Excerpted data START

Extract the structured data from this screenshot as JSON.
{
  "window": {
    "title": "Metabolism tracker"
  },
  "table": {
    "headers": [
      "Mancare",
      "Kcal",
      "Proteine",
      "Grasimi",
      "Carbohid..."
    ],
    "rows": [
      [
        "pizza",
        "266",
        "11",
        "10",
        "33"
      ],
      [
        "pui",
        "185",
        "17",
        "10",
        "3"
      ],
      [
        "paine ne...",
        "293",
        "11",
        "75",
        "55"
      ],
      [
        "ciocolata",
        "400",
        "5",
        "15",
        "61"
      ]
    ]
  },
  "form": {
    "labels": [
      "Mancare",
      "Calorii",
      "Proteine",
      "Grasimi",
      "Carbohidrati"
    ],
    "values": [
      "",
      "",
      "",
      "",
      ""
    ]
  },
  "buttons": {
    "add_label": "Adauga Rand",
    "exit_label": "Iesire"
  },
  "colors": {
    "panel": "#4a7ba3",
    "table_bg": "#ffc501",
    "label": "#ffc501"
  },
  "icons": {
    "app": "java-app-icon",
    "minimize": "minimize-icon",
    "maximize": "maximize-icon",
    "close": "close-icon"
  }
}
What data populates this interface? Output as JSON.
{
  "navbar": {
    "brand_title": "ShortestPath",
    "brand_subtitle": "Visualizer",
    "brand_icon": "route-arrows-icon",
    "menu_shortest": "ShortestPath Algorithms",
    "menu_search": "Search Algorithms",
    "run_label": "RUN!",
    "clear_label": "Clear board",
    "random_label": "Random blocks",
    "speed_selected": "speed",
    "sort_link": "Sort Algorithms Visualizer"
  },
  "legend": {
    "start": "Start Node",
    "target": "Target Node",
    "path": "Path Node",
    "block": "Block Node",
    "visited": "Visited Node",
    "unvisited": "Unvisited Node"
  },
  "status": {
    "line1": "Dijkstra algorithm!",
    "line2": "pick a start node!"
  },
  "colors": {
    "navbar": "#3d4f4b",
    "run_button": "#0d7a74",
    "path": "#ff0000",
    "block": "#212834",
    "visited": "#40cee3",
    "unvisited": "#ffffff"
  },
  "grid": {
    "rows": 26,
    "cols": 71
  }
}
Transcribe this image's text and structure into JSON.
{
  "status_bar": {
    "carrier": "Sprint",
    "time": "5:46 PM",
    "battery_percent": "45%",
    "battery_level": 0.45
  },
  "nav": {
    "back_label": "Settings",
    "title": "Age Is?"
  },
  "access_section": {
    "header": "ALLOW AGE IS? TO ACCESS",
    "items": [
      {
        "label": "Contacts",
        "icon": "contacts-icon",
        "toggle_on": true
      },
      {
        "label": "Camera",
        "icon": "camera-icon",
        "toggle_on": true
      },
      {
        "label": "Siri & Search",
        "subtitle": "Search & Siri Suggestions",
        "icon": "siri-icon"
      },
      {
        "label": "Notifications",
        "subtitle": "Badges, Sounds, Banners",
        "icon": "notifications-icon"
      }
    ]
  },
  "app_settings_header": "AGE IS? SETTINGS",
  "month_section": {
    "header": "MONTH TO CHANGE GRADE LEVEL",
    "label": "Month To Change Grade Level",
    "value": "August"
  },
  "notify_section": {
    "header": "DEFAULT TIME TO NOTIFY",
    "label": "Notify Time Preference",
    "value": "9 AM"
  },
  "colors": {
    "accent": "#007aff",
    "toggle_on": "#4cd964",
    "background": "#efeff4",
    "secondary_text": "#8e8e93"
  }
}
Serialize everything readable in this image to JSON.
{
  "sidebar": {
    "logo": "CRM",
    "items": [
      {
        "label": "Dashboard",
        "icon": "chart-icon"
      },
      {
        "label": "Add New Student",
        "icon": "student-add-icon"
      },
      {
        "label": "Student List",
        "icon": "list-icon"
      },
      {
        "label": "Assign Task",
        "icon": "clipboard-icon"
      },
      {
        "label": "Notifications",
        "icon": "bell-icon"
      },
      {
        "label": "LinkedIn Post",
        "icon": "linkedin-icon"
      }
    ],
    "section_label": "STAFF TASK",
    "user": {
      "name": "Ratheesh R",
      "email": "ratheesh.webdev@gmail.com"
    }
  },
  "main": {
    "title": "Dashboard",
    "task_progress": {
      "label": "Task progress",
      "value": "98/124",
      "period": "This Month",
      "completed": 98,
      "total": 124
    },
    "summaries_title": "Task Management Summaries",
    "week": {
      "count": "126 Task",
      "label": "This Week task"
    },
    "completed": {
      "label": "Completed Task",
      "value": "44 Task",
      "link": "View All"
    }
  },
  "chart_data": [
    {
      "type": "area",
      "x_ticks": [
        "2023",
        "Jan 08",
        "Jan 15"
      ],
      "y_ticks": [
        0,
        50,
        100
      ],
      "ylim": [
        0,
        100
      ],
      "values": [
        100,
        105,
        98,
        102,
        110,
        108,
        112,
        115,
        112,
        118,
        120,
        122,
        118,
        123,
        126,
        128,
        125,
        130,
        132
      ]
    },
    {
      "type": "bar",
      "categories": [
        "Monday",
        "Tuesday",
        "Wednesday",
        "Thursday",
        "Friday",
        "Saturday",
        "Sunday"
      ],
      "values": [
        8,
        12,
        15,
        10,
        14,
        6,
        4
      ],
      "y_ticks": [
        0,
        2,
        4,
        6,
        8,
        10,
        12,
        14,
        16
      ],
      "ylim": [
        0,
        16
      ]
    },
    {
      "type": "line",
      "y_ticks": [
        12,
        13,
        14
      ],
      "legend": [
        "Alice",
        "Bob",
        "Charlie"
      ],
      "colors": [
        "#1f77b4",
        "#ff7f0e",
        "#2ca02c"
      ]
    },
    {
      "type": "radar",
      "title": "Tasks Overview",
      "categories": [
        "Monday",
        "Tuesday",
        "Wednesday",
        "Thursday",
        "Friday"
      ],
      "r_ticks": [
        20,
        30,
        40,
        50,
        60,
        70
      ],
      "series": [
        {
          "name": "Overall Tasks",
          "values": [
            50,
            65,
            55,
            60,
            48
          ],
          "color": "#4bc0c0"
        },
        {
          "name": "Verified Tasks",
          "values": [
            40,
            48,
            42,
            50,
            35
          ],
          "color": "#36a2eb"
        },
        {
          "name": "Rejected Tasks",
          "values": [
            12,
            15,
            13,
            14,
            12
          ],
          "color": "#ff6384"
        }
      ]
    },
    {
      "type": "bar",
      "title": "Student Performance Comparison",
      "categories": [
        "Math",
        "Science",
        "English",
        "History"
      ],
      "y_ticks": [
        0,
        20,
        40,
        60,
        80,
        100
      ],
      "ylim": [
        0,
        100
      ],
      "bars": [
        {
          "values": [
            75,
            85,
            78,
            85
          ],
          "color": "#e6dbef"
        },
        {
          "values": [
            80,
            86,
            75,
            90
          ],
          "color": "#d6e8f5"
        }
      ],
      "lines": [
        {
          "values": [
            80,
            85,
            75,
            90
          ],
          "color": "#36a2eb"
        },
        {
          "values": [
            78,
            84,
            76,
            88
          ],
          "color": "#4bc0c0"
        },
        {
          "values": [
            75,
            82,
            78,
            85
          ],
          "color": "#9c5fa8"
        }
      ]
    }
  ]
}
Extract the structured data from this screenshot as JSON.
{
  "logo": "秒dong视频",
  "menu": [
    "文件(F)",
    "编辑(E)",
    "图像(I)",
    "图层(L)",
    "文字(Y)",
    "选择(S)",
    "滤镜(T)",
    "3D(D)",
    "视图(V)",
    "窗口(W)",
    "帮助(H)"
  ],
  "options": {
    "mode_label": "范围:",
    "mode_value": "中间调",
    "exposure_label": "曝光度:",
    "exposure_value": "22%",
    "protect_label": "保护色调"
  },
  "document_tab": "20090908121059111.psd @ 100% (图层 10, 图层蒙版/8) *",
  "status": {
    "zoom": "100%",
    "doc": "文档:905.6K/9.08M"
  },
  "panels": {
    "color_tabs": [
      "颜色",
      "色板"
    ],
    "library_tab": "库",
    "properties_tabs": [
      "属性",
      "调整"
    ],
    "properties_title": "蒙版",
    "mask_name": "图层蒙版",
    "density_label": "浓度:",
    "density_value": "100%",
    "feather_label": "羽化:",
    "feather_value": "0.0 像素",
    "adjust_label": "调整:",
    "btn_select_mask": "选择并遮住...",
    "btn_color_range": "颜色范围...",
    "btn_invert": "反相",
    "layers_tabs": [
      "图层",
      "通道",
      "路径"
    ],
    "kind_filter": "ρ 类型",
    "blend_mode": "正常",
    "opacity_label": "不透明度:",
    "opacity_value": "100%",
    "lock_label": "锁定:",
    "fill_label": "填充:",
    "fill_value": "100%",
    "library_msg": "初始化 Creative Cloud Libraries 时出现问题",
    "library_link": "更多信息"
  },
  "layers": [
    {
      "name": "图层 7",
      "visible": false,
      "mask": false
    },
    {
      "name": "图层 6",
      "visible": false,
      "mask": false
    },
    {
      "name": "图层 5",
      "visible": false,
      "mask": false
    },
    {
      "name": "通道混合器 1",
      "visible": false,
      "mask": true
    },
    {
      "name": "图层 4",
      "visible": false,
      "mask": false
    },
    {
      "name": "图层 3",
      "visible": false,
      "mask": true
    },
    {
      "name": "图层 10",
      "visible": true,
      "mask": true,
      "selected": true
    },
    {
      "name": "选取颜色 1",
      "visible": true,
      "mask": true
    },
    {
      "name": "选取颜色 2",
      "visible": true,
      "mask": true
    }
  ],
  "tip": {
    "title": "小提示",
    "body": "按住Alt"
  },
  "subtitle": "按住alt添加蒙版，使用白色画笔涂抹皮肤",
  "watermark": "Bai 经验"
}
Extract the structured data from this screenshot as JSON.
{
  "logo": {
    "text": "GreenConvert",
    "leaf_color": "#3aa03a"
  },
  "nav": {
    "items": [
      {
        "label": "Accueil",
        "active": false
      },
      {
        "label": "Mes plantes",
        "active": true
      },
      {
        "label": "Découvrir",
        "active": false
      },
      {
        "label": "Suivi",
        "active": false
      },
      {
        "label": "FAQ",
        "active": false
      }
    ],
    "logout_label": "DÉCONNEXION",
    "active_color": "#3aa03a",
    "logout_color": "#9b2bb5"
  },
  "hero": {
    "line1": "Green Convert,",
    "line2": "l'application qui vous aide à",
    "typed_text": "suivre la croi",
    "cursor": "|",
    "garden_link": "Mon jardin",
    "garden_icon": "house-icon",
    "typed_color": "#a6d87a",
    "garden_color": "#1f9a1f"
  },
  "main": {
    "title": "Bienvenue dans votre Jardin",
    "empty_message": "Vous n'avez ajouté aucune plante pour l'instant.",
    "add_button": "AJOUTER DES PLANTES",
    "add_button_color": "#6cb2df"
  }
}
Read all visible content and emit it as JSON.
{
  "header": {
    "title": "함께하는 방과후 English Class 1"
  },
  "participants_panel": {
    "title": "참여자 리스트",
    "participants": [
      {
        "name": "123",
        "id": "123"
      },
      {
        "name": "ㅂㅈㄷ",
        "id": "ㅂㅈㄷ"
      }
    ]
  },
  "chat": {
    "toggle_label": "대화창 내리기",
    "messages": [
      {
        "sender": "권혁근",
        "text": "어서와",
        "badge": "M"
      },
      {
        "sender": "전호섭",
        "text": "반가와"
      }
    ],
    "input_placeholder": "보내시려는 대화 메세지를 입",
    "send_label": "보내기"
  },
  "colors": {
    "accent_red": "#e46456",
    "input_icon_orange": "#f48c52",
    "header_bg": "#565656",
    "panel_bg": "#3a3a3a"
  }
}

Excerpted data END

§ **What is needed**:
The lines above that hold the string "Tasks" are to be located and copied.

§ **Answer to this exercise**:
      "title": "Tasks Overview",
          "name": "Overall Tasks",
          "name": "Verified Tasks",
          "name": "Rejected Tasks",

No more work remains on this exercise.